## TASK INSTRUCTIONS
The full listing must be reproduced exactly as given.
>>>
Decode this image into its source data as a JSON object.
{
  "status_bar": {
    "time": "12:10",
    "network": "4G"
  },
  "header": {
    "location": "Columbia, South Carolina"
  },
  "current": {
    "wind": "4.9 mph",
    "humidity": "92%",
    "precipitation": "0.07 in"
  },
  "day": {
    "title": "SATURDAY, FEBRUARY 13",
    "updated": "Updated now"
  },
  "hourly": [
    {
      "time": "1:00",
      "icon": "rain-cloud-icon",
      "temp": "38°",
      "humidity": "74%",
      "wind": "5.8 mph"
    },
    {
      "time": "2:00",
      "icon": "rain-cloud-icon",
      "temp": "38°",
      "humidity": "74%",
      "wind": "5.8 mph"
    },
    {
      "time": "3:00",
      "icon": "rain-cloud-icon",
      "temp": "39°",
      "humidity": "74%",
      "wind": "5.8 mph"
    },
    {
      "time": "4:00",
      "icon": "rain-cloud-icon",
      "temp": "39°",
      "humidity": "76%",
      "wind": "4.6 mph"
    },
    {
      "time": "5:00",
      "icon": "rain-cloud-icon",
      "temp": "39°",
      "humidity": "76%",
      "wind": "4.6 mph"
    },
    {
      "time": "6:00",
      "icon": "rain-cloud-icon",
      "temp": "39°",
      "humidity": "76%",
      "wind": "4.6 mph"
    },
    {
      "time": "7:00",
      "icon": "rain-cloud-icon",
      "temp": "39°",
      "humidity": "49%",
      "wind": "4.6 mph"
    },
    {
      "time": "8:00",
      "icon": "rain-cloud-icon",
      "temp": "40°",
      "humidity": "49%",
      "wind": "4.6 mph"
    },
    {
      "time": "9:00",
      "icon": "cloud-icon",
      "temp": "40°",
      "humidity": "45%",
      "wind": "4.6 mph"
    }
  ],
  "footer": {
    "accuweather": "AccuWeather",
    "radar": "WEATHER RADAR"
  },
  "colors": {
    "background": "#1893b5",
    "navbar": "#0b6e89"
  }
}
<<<
## PROBLEM SOLUTION
Decode this image into its source data as a JSON object.
{
  "status_bar": {
    "time": "12:10",
    "network": "4G"
  },
  "header": {
    "location": "Columbia, South Carolina"
  },
  "current": {
    "wind": "4.9 mph",
    "humidity": "92%",
    "precipitation": "0.07 in"
  },
  "day": {
    "title": "SATURDAY, FEBRUARY 13",
    "updated": "Updated now"
  },
  "hourly": [
    {
      "time": "1:00",
      "icon": "rain-cloud-icon",
      "temp": "38°",
      "humidity": "74%",
      "wind": "5.8 mph"
    },
    {
      "time": "2:00",
      "icon": "rain-cloud-icon",
      "temp": "38°",
      "humidity": "74%",
      "wind": "5.8 mph"
    },
    {
      "time": "3:00",
      "icon": "rain-cloud-icon",
      "temp": "39°",
      "humidity": "74%",
      "wind": "5.8 mph"
    },
    {
      "time": "4:00",
      "icon": "rain-cloud-icon",
      "temp": "39°",
      "humidity": "76%",
      "wind": "4.6 mph"
    },
    {
      "time": "5:00",
      "icon": "rain-cloud-icon",
      "temp": "39°",
      "humidity": "76%",
      "wind": "4.6 mph"
    },
    {
      "time": "6:00",
      "icon": "rain-cloud-icon",
      "temp": "39°",
      "humidity": "76%",
      "wind": "4.6 mph"
    },
    {
      "time": "7:00",
      "icon": "rain-cloud-icon",
      "temp": "39°",
      "humidity": "49%",
      "wind": "4.6 mph"
    },
    {
      "time": "8:00",
      "icon": "rain-cloud-icon",
      "temp": "40°",
      "humidity": "49%",
      "wind": "4.6 mph"
    },
    {
      "time": "9:00",
      "icon": "cloud-icon",
      "temp": "40°",
      "humidity": "45%",
      "wind": "4.6 mph"
    }
  ],
  "footer": {
    "accuweather": "AccuWeather",
    "radar": "WEATHER RADAR"
  },
  "colors": {
    "background": "#1893b5",
    "navbar": "#0b6e89"
  }
}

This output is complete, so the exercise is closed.